Breaking it down in more technical detail, the recipe for an ideal live video streaming solution contains these ingredients:

  • Separated services: to reduce the potential damage of any single failure or error.
  • Auto-scalability: to allocate enough resources for the job as audiences and load increase.
  • Self-healing: to recover from failures and return to full redundancy automatically.
  • Multiple availability zones: to prevent geographic infrastructure events do not impact your entire workflow.
  • Automated failover between video pipelines: to mitigate the risk of downtime.
  • Seamless switching: to maintain a consistent, high-quality experience for viewers.

What makes these ingredients work in a resilient live video streaming recipe?

The elements that make up the workflow are separate to reduce the impact of any one component having a problem: Inputs are separate from encoding, encoding is separate from packaging, the ingest for packaging is separate from the origination, and so on.

Each chain of the channel auto-scales all the elements, meaning, encoding resources, packaging resources for ingest, and packaging and origination can all heal and scale as needed.

Resources are split across data centers or availability zones, to provide the equivalent of a multi-data center distributed workflow.

Video encoding is synchronized between the distributed encoding resources, and can failover between the pipelines to provide a single, consistent origin for CDN distribution. This means viewers of the live stream receive continuous output for a live channel, and any degradation of components that make up that channel don’t affect the output to the viewer.

Even a failover of an encoding pipeline is unnoticed by viewers, as the video segments are synchronized to make switching between pipelines seamless. With this, the goal of maintaining a steady state when workflows are degraded is achieved.

To this reliable foundation, add scalable and durable content storage, so the live streams have DVR-like features. 

A built-in layer of monitoring and alerting is also required to ensure that the live channel is maintaining its steady state, even if alerts are firing about degraded components.

And last, but by no means least, are multiple systems designed to ensure operational excellence for security and access control across the system, and for components within the systems.

Hardware vs. cloud-based live video streaming solutions

Hardware-based live streaming solutions require duplication to achieve resilience; components and workflows must be copied completely and exactly to provide alternative video pipelines should primary systems fail.
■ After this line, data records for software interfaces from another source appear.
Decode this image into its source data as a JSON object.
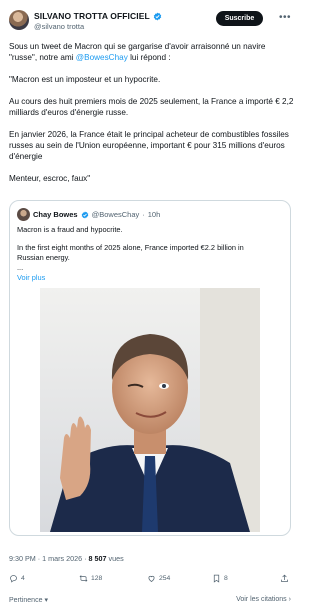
{
  "author": {
    "name": "SILVANO TROTTA OFFICIEL",
    "handle": "@silvano trotta",
    "subscribe_label": "Suscribe",
    "more_label": "•••"
  },
  "post": {
    "paragraphs": [
      {
        "pre": "Sous un tweet de Macron qui se gargarise d'avoir arraisonné un navire \"russe\", notre ami ",
        "mention": "@BowesChay",
        "post": " lui répond :"
      },
      {
        "pre": "\"Macron est un imposteur et un hypocrite.",
        "mention": "",
        "post": ""
      },
      {
        "pre": "Au cours des huit premiers mois de 2025 seulement, la France a importé € 2,2 milliards d'euros d'énergie russe.",
        "mention": "",
        "post": ""
      },
      {
        "pre": "En janvier 2026, la France était le principal acheteur de combustibles fossiles russes au sein de l'Union européenne, important € pour 315 millions d'euros d'énergie",
        "mention": "",
        "post": ""
      },
      {
        "pre": "Menteur, escroc, faux\"",
        "mention": "",
        "post": ""
      }
    ]
  },
  "quote": {
    "name": "Chay Bowes",
    "handle": "@BowesChay",
    "dot": "·",
    "time": "10h",
    "line1": "Macron is a fraud and hypocrite.",
    "line2": "In the first eight months of 2025 alone, France imported €2.2 billion in",
    "line3": "Russian energy.",
    "line4": "...",
    "voir_plus": "Voir plus"
  },
  "meta": {
    "time_date": "9:30 PM · 1 mars 2026 · ",
    "views_count": "8 507",
    "views_label": " vues"
  },
  "actions": {
    "replies": "4",
    "reposts": "128",
    "likes": "254",
    "bookmarks": "8"
  },
  "footer": {
    "relevance": "Pertinence",
    "citations": "Voir les citations"
  },
  "colors": {
    "accent": "#1d9bf0",
    "text": "#0f1419",
    "muted": "#536471",
    "border": "#cfd9de"
  }
}
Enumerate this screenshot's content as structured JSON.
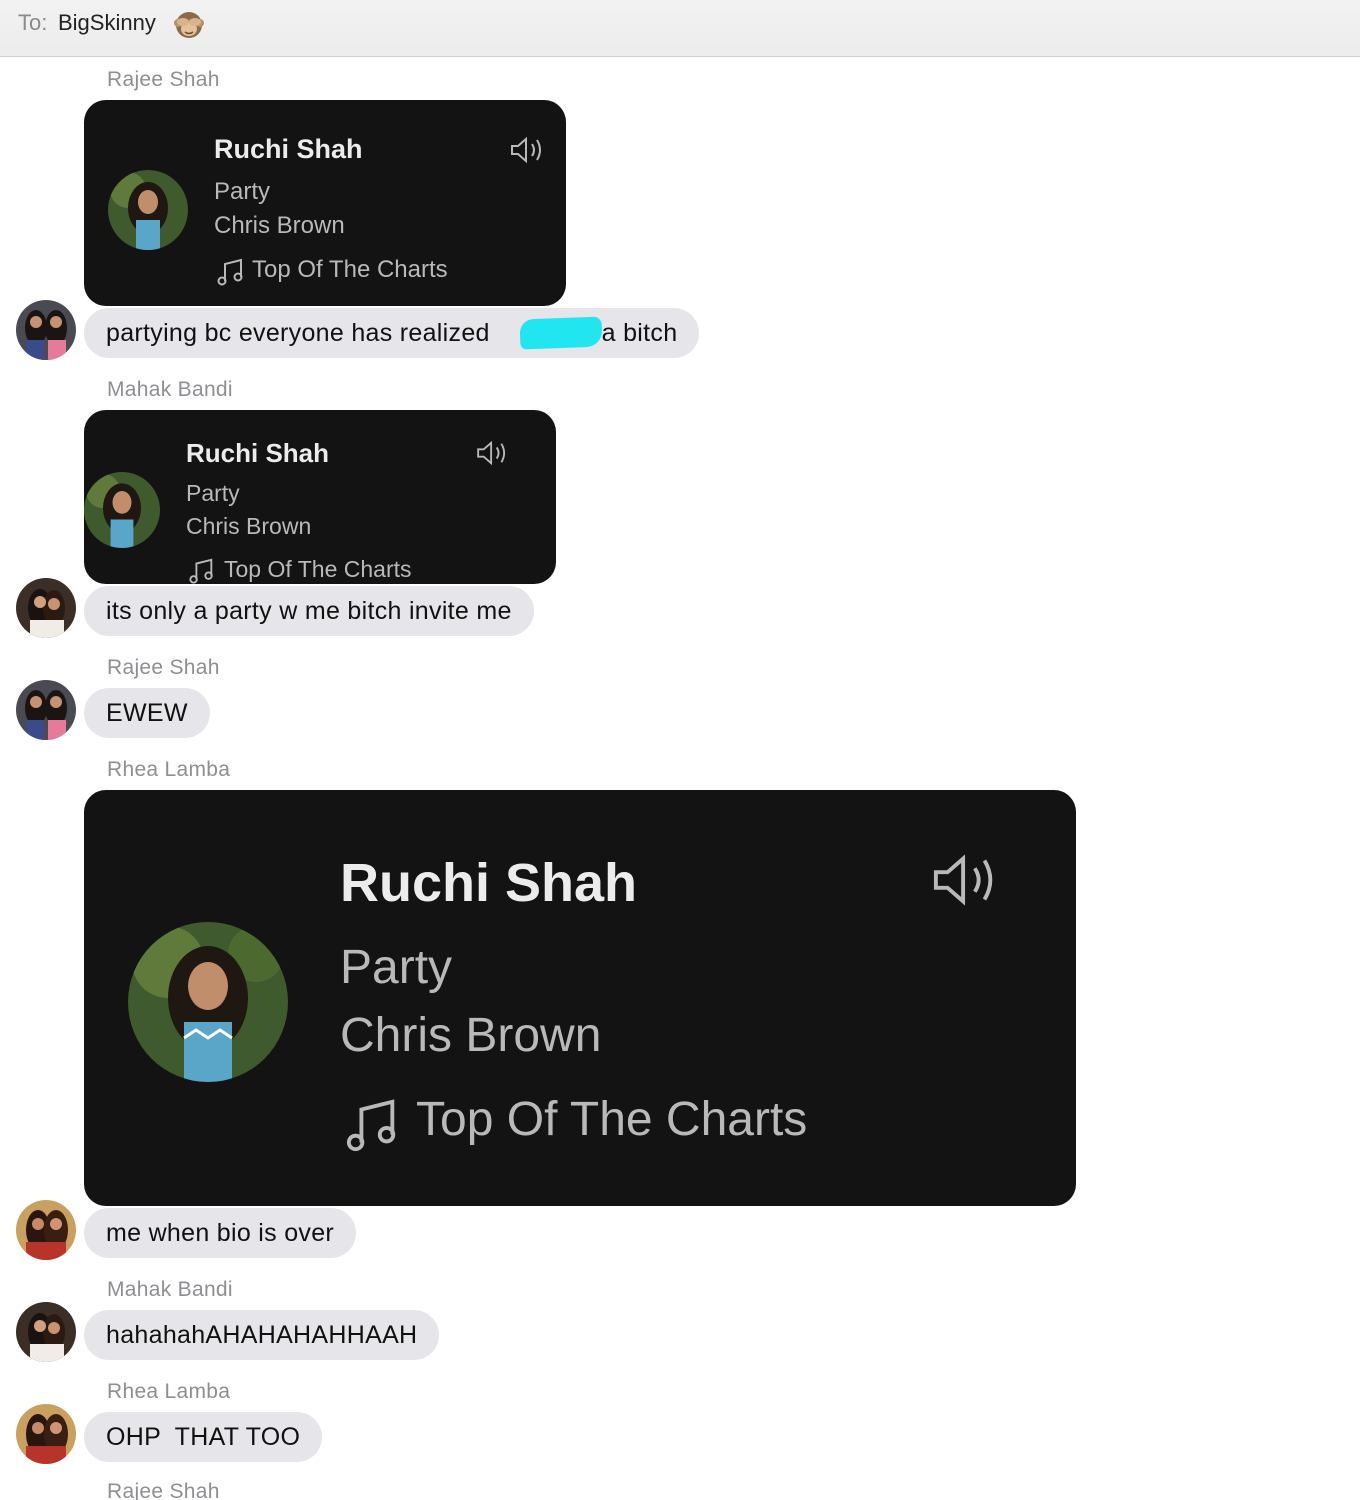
{
  "header": {
    "to_label": "To:",
    "recipient": "BigSkinny",
    "emoji_icon": "see-no-evil-monkey-icon"
  },
  "card": {
    "name": "Ruchi Shah",
    "song": "Party",
    "artist": "Chris Brown",
    "playlist": "Top Of The Charts"
  },
  "messages": [
    {
      "sender": "Rajee Shah",
      "text": "partying bc everyone has realized",
      "text_after": "is a bitch"
    },
    {
      "sender": "Mahak Bandi",
      "text": "its only a party w me bitch invite me"
    },
    {
      "sender": "Rajee Shah",
      "text": "EWEW"
    },
    {
      "sender": "Rhea Lamba",
      "text": "me when bio is over"
    },
    {
      "sender": "Mahak Bandi",
      "text": "hahahahAHAHAHAHHAAH"
    },
    {
      "sender": "Rhea Lamba",
      "text": "OHP  THAT TOO"
    },
    {
      "sender": "Rajee Shah"
    }
  ],
  "colors": {
    "bubble_bg": "#e5e5ea",
    "card_bg": "#131313",
    "redaction": "#21e6f0"
  }
}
Regardless of the approach, buying and provisioning hardware infrastructure against worst-case scenarios is likely to be the most expensive option.

Automating failover in hardware architectures runs the risk of triggering the wrong actions, such as failing over the wrong component, or failing over at the wrong time. Switching too late leaves audiences without a stream, and switching too soon can lead to cascade failures across the infrastructure until there is nothing left to switch to.

With hardware-based or build-it-yourself cloud solutions, the complexity of architecting and managing for resilience – and the risk of failure – lies with the builder.

In contrast, a reliable, responsive, and resilient cloud native solution means that live streaming workflows are automatically distributed across resources and geographies, without costly disruptions in live outputs or services, and with robust protection against unexpected spikes in audience size.

Using the cloud, you can reduce the burden on experts to monitor live workflows, determine sources of failures, and implement the proper corrective action in a timely manner. This saves costs and improves workflow resilience, and your live video streams can run consistently at peak performance. The result: You deliver on commitments to rights holders, content sources, partners, and viewers – no matter how big or how fast your audience grows.

Resilient live streaming video demo

Designing and building resilient workflows for live video is easy with AWS media solutions, and we show you how in this three-part webcast series:

  • Session 1: The Fundamentals of Building a Resilient Live Channel
  • Session 2: Advanced Workflows for Resilient Live Video Streaming
  • Session 3: Operationalize & Monitor Your Live Video Workflow